▸ **What the task requires**
Which lines in the data below contain the word "true"? Return each of them.

*** Opening Study material ***

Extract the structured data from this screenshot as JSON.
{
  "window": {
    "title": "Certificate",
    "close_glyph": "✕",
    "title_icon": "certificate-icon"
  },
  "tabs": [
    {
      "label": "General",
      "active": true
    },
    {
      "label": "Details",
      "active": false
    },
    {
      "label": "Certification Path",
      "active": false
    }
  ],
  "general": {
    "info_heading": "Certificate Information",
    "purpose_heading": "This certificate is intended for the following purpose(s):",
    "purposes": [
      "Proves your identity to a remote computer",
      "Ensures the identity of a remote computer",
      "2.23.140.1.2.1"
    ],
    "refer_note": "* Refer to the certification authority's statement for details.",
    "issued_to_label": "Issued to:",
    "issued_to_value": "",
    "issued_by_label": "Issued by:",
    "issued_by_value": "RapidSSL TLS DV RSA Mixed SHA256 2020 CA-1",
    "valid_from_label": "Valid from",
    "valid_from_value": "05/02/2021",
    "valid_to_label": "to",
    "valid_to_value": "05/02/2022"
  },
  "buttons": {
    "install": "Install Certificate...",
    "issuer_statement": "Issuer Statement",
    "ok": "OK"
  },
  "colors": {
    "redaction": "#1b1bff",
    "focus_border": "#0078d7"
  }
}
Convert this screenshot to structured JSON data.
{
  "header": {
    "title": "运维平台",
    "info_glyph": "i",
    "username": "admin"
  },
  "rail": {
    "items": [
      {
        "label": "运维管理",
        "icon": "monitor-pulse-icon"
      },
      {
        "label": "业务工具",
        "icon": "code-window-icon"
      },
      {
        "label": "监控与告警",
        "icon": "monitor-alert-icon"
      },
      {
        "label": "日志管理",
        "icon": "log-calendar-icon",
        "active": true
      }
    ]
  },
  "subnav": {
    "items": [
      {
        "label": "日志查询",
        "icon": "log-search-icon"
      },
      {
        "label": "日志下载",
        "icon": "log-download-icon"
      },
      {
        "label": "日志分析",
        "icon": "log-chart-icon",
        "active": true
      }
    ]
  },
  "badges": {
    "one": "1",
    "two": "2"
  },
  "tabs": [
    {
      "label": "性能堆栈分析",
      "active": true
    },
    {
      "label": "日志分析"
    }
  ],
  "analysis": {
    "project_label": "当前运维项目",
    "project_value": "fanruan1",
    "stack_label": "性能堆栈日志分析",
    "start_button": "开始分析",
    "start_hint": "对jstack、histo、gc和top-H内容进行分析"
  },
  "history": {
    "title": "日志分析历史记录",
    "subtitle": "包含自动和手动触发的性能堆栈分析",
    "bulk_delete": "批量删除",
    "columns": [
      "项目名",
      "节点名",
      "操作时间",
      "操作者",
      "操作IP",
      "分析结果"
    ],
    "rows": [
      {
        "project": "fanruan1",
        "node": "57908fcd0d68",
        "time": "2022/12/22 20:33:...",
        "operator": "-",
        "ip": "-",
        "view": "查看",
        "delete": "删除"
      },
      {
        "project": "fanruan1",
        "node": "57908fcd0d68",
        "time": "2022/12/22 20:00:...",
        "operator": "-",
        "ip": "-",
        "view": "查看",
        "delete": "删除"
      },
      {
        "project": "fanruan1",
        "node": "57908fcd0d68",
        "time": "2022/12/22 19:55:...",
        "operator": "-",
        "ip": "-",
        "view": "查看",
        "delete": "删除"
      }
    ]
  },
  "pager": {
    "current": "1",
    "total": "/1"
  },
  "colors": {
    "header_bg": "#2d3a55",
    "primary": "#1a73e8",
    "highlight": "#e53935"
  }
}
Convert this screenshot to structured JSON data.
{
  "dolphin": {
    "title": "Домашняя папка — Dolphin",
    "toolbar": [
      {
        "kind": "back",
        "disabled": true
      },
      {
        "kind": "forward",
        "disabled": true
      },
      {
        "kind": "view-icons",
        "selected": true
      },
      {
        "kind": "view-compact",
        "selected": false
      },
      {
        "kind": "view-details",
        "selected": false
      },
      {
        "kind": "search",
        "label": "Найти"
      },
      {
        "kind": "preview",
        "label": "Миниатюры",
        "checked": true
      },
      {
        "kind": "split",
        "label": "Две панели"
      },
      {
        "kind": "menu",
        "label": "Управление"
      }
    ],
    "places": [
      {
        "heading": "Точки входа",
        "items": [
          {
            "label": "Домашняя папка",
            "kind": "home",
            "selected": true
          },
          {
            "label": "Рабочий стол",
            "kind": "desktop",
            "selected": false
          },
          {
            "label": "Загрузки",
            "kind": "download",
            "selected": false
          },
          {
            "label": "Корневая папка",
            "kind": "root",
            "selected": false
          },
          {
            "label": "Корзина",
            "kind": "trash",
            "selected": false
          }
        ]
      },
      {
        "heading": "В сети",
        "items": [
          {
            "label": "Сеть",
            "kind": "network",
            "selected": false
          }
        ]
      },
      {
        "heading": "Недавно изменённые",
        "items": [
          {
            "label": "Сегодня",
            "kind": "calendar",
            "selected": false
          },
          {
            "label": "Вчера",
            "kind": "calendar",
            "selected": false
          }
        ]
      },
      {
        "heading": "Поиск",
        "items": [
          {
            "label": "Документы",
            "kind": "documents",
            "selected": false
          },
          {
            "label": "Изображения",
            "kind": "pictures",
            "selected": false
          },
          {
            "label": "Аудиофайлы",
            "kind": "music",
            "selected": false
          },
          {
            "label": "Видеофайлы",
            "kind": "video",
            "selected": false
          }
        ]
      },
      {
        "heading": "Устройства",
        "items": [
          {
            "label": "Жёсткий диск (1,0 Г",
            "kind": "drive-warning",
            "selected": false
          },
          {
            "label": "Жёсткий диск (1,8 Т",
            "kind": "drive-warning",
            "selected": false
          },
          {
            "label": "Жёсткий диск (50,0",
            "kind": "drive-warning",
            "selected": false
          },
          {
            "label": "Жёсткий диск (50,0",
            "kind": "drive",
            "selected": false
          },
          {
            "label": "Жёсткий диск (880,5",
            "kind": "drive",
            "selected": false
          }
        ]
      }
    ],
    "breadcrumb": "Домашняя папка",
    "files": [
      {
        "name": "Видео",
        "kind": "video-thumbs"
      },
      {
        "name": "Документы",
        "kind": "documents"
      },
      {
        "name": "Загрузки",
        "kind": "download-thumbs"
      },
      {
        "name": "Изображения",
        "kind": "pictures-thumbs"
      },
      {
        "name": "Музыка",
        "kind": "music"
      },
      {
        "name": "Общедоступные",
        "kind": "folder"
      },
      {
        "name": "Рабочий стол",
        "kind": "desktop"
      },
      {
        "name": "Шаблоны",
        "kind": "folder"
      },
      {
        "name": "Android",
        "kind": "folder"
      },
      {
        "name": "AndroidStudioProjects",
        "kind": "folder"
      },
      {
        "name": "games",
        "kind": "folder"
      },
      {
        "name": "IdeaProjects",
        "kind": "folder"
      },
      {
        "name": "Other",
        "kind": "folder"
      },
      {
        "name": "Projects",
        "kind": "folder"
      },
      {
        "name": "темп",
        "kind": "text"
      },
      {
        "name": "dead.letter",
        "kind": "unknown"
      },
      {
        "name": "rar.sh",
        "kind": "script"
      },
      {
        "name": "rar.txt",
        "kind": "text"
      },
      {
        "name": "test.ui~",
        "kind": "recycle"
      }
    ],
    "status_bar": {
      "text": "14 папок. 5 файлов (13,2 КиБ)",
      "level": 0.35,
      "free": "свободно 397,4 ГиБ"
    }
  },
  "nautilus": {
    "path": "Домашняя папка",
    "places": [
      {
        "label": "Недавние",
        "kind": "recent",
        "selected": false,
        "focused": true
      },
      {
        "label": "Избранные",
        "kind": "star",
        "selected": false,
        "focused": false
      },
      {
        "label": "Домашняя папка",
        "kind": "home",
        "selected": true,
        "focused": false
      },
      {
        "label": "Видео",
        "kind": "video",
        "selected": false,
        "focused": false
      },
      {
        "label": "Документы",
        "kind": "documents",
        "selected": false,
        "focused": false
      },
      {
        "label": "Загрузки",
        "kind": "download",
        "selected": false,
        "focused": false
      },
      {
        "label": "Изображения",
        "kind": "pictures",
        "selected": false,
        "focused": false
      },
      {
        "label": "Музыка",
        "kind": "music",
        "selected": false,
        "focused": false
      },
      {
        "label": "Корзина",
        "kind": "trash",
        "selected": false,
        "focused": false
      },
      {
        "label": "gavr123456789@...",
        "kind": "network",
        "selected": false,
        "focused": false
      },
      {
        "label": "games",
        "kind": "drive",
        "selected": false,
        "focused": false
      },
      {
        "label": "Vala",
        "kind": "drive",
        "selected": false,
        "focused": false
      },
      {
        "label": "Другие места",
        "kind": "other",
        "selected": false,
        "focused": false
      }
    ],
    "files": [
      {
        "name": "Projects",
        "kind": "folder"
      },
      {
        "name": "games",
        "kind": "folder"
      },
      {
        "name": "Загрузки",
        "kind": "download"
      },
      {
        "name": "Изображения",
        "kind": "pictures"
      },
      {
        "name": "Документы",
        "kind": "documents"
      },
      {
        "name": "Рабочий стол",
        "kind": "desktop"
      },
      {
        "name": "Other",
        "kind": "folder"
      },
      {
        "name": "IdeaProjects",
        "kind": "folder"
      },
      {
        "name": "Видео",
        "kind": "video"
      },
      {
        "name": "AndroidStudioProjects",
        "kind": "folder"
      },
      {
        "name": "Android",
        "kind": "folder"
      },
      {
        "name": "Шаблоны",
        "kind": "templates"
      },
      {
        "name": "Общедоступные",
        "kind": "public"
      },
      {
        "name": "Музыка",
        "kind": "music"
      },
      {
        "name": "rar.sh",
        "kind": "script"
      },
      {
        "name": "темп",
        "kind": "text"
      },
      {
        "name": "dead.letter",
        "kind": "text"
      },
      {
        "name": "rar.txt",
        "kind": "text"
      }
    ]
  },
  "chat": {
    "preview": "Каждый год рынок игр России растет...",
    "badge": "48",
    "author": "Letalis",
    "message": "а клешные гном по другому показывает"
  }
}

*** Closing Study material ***

▸ **Task solution**
      "active": true
        "active": true
        "active": true
      "active": true
        "disabled": true
        "disabled": true
        "selected": true
        "checked": true
            "selected": true
        "focused": true
        "selected": true,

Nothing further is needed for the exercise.